When Kevin Love went down with a broken hand, the options to fill his minutes came down to Cunningham and Williams. Despite D-Will’s improvement this season, Cunningham was — and is — the better and more complementary player right now in Adelman’s system. Yet Adelman, for all kinds of reasons that include a dwelling media, a sensitive front office, and an insecure but earnest youngster who lost weight, studied defense and is going to hoop as instructed, tabbed Williams as the starter until Love returns.
Cunningham never flinched. On defense, he has a patented move where he overcompensates and reaches around to one side as the man he is guarding is trying to post him up. When his opponent feels the pressure, he wheels the other way, but Cunningham is quick and plan-full enough to already be veering laterally back in time to close him off.
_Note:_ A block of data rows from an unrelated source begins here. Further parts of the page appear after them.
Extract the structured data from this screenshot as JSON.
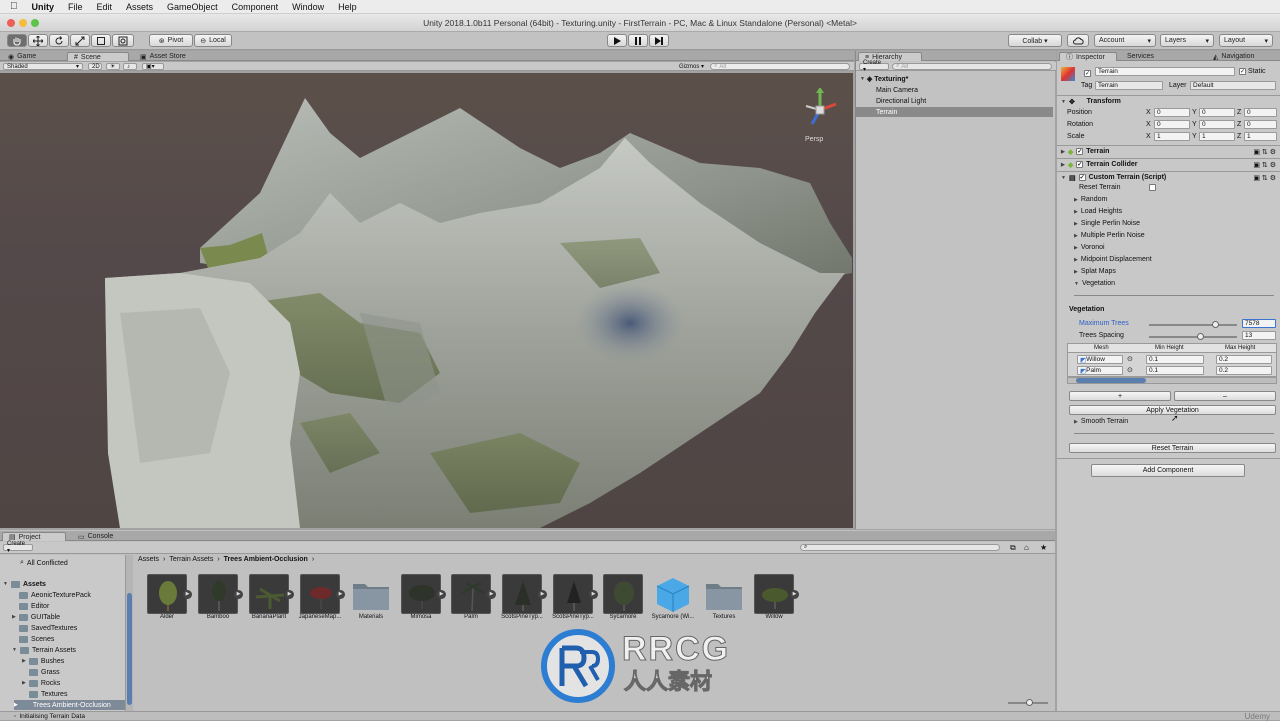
{
  "menubar": {
    "apple": "",
    "app": "Unity",
    "items": [
      "File",
      "Edit",
      "Assets",
      "GameObject",
      "Component",
      "Window",
      "Help"
    ]
  },
  "window": {
    "title": "Unity 2018.1.0b11 Personal (64bit) - Texturing.unity - FirstTerrain - PC, Mac & Linux Standalone (Personal) <Metal>"
  },
  "toolbar": {
    "pivot": "Pivot",
    "local": "Local",
    "collab": "Collab ▾",
    "account": "Account",
    "layers": "Layers",
    "layout": "Layout"
  },
  "scene": {
    "tabs": [
      "Game",
      "Scene",
      "Asset Store"
    ],
    "shading": "Shaded",
    "mode2d": "2D",
    "gizmos": "Gizmos ▾",
    "search_placeholder": "All",
    "persp": "Persp"
  },
  "hierarchy": {
    "tab": "Hierarchy",
    "create": "Create ▾",
    "search_placeholder": "All",
    "scene": "Texturing*",
    "items": [
      "Main Camera",
      "Directional Light",
      "Terrain"
    ],
    "selected": "Terrain"
  },
  "inspector": {
    "tabs": [
      "Inspector",
      "Services",
      "Navigation"
    ],
    "object_name": "Terrain",
    "static_label": "Static",
    "tag_label": "Tag",
    "tag_value": "Terrain",
    "layer_label": "Layer",
    "layer_value": "Default",
    "transform": {
      "title": "Transform",
      "rows": [
        {
          "label": "Position",
          "x": "0",
          "y": "0",
          "z": "0"
        },
        {
          "label": "Rotation",
          "x": "0",
          "y": "0",
          "z": "0"
        },
        {
          "label": "Scale",
          "x": "1",
          "y": "1",
          "z": "1"
        }
      ]
    },
    "components": [
      "Terrain",
      "Terrain Collider",
      "Custom Terrain (Script)"
    ],
    "reset_terrain_label": "Reset Terrain",
    "foldouts": [
      "Random",
      "Load Heights",
      "Single Perlin Noise",
      "Multiple Perlin Noise",
      "Voronoi",
      "Midpoint Displacement",
      "Splat Maps",
      "Vegetation"
    ],
    "vegetation": {
      "title": "Vegetation",
      "max_trees_label": "Maximum Trees",
      "max_trees_value": "7578",
      "max_trees_slider": 0.76,
      "spacing_label": "Trees Spacing",
      "spacing_value": "13",
      "spacing_slider": 0.58,
      "columns": [
        "Mesh",
        "Min Height",
        "Max Height"
      ],
      "rows": [
        {
          "mesh": "Willow",
          "min": "0.1",
          "max": "0.2"
        },
        {
          "mesh": "Palm",
          "min": "0.1",
          "max": "0.2"
        }
      ],
      "plus": "+",
      "minus": "–",
      "apply": "Apply Vegetation"
    },
    "smooth_terrain": "Smooth Terrain",
    "reset_button": "Reset Terrain",
    "add_component": "Add Component"
  },
  "project": {
    "tabs": [
      "Project",
      "Console"
    ],
    "create": "Create ▾",
    "tree": [
      {
        "label": "All Conflicted",
        "indent": 0
      },
      {
        "label": "Assets",
        "indent": 0,
        "bold": true
      },
      {
        "label": "AeonicTexturePack",
        "indent": 1
      },
      {
        "label": "Editor",
        "indent": 1
      },
      {
        "label": "GUITable",
        "indent": 1
      },
      {
        "label": "SavedTextures",
        "indent": 1
      },
      {
        "label": "Scenes",
        "indent": 1
      },
      {
        "label": "Terrain Assets",
        "indent": 1
      },
      {
        "label": "Bushes",
        "indent": 2
      },
      {
        "label": "Grass",
        "indent": 2
      },
      {
        "label": "Rocks",
        "indent": 2
      },
      {
        "label": "Textures",
        "indent": 2
      },
      {
        "label": "Trees Ambient-Occlusion",
        "indent": 2,
        "selected": true
      }
    ],
    "breadcrumb": [
      "Assets",
      "Terrain Assets",
      "Trees Ambient-Occlusion"
    ],
    "assets": [
      {
        "name": "Alder",
        "kind": "tree"
      },
      {
        "name": "Bamboo",
        "kind": "tree"
      },
      {
        "name": "BananaPlant",
        "kind": "tree"
      },
      {
        "name": "JapaneseMap...",
        "kind": "tree"
      },
      {
        "name": "Materials",
        "kind": "folder"
      },
      {
        "name": "Mimosa",
        "kind": "tree"
      },
      {
        "name": "Palm",
        "kind": "tree"
      },
      {
        "name": "ScotsPineTyp...",
        "kind": "tree"
      },
      {
        "name": "ScotsPineTyp...",
        "kind": "tree"
      },
      {
        "name": "Sycamore",
        "kind": "tree"
      },
      {
        "name": "Sycamore (Wi...",
        "kind": "cube"
      },
      {
        "name": "Textures",
        "kind": "folder"
      },
      {
        "name": "Willow",
        "kind": "tree"
      }
    ]
  },
  "status": "Initialising Terrain Data",
  "watermark": {
    "title": "RRCG",
    "subtitle": "人人素材"
  },
  "udemy": "Udemy"
}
After Williams did such a good job defending West and Boozer, I asked Bayno to explain the upgrade. “I think he’s been watching Dante,” the assistant coach replied.
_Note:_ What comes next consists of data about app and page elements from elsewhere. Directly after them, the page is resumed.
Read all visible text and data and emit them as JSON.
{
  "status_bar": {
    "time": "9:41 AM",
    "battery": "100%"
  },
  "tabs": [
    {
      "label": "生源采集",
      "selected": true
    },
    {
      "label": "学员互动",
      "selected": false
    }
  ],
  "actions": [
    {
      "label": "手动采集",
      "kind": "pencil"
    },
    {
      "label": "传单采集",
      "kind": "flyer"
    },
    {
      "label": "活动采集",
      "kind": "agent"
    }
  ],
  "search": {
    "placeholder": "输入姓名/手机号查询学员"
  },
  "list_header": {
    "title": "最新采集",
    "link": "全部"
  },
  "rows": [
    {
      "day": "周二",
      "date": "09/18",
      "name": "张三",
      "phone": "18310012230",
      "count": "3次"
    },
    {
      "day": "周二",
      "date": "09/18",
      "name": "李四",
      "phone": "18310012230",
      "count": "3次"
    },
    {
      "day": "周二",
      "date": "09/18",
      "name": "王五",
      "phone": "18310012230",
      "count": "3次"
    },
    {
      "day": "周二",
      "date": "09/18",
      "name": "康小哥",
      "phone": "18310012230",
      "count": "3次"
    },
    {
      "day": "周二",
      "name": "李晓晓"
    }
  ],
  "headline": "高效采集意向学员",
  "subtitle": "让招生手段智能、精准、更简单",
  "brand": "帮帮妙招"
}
Now, as Williams was unknowingly giving the media enough of an appearance of cavalier arrogance to get him crucified if they felt like it, I asked Cunningham how he handled outplaying a teammate in competition for a spot and still having to come off the bench. “I don’t know about that,” he said, quickly and dismissively, his eyes averted. “However the coach wants to use me is all right with me.”
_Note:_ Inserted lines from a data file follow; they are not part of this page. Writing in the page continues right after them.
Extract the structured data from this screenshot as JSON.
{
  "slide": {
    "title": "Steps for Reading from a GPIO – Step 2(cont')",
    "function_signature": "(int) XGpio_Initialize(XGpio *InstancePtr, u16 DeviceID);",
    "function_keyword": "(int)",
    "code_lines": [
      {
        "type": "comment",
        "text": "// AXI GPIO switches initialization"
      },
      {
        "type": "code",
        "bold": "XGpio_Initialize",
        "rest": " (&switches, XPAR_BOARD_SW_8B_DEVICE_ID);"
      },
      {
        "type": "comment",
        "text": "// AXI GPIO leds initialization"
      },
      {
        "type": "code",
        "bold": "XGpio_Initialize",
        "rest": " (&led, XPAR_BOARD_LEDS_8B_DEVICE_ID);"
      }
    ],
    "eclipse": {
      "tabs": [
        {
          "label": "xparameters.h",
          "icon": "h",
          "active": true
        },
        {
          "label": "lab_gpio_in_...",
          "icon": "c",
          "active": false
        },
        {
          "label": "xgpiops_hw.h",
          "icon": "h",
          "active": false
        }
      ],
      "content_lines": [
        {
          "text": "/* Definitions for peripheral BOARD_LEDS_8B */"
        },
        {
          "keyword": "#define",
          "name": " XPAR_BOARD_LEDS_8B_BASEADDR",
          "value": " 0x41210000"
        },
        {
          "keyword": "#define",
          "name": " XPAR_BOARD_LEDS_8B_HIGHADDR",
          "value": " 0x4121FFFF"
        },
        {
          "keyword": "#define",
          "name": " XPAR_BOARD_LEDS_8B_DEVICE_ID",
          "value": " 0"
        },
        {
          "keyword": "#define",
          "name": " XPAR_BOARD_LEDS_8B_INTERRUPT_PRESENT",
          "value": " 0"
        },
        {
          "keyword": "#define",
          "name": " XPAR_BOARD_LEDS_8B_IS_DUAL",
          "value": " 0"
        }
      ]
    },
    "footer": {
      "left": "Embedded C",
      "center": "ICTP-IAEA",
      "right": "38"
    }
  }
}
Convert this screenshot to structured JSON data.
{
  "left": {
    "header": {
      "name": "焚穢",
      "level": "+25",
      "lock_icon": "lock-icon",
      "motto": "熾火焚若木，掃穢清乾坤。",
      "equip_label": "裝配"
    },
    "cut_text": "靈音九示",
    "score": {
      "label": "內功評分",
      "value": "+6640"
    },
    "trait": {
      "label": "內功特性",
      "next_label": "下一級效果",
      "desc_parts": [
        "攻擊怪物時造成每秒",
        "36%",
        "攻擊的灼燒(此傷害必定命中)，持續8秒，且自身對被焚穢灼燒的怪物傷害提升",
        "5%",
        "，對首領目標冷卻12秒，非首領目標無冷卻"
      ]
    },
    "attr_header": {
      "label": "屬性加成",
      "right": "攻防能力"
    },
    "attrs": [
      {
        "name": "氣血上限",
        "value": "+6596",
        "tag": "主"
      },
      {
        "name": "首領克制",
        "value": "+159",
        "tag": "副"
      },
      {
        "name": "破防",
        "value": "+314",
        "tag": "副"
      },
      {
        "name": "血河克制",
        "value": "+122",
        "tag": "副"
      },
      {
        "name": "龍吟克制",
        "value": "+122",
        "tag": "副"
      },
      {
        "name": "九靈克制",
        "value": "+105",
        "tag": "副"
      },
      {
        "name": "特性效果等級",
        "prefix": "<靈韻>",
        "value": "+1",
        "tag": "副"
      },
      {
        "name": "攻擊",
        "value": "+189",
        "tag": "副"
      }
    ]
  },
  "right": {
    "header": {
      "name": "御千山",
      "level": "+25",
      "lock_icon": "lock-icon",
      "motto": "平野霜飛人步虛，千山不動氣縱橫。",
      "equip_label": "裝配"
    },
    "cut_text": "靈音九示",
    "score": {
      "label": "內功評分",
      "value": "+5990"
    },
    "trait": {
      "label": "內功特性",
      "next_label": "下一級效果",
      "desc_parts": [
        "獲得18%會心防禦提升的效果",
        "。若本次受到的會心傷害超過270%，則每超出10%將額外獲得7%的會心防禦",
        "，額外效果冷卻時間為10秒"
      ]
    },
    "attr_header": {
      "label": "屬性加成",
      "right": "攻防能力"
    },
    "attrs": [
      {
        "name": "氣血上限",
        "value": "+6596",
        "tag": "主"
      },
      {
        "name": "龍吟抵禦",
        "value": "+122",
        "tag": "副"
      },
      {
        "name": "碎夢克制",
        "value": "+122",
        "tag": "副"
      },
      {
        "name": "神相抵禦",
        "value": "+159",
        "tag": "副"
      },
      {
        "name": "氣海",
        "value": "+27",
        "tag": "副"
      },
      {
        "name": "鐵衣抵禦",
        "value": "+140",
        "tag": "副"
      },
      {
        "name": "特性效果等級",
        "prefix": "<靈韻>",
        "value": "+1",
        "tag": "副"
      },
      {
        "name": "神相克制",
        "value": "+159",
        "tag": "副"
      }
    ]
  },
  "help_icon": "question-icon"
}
Two weeks ago, the Wolves exercised their option to pay Williams $5 million to spend the 2013-14 season in Minnesota. The team has not yet decided whether to pick up its option to pay Cunningham, who is on his fourth team since being a lowly second-round draft pick in 2009, approximately $2.2 million to play in 2013-14. There are too many major financial decisions to resolve first.
Pekovic will be a restricted free agent after this season, sure to garner a hefty contract offer that the Wolves could either match or refuse and let him go. Andrei Kirilenko has the option of taking his $10.2 million option to play here next year or declare for free agency and see what he commands on an open market. Ricky Rubio will be eligible for a contract extension in 2014.
And so will Derrick Williams. Right now, the folks who argued that the Wolves should have sold high and dealt Williams after his so-so rookie year seem relatively clairvoyant. But if that moment has passed, the question becomes how much has Williams’ value been depleted and, most importantly, will he figure it out and tap into his still-significant potential?
Against Dallas last Monday night, Williams, who had failed to score in 10 shots the previous game in Chicago, suddenly drove the baseline and threw down a reverse slam-dunk with a cobra’s quickness and lethal finality. But as the Wolves came out for the third quarter, Cunningham had replaced Williams to start the second half for the first time this season. Adelman really wanted to win a road game against a season-long rival for a playoff position, and Cunningham helped him get it.
It is still too early to write off Derrick Williams, however. He is not Jonny Flynn nor Wes Johnson, two high lottery picks over which Kahn wisely cut his losses. But his upside? Still unknown, and to be showcased in a location yet to be determined.